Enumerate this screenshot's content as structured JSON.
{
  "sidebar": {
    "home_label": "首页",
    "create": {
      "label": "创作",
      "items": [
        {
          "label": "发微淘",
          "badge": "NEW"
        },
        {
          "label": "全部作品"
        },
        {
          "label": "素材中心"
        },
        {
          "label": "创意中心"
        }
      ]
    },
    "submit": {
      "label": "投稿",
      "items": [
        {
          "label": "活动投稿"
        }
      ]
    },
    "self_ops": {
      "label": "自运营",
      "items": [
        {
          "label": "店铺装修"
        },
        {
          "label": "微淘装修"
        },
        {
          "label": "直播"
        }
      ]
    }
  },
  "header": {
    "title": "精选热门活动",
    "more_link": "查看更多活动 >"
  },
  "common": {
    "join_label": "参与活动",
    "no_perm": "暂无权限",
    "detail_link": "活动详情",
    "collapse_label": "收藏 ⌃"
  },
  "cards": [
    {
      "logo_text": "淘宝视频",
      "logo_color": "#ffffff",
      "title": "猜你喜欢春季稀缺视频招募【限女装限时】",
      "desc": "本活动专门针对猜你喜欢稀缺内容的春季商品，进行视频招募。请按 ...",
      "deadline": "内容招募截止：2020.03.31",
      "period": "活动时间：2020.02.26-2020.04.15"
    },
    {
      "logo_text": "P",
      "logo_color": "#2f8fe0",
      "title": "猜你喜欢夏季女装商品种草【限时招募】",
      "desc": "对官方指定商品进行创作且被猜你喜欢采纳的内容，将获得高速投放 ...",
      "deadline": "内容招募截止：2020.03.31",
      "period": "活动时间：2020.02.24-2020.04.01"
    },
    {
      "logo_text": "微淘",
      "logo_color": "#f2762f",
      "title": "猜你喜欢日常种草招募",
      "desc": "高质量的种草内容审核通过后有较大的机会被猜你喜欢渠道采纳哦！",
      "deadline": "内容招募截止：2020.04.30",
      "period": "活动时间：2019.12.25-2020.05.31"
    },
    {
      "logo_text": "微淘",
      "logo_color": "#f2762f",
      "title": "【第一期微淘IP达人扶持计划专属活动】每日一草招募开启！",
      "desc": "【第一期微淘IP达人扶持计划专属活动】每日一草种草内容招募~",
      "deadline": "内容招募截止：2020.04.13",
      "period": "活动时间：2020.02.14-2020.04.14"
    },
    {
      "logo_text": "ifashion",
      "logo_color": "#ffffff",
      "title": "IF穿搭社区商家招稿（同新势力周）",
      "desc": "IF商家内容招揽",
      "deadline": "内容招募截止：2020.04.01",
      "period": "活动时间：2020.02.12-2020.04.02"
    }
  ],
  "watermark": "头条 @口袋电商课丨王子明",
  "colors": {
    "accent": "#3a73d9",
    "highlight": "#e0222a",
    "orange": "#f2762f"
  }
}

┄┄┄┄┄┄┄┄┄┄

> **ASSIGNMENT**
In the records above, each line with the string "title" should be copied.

> **ANSWER**
    "title": "精选热门活动",
      "title": "猜你喜欢春季稀缺视频招募【限女装限时】",
      "title": "猜你喜欢夏季女装商品种草【限时招募】",
      "title": "猜你喜欢日常种草招募",
      "title": "【第一期微淘IP达人扶持计划专属活动】每日一草招募开启！",
      "title": "IF穿搭社区商家招稿（同新势力周）",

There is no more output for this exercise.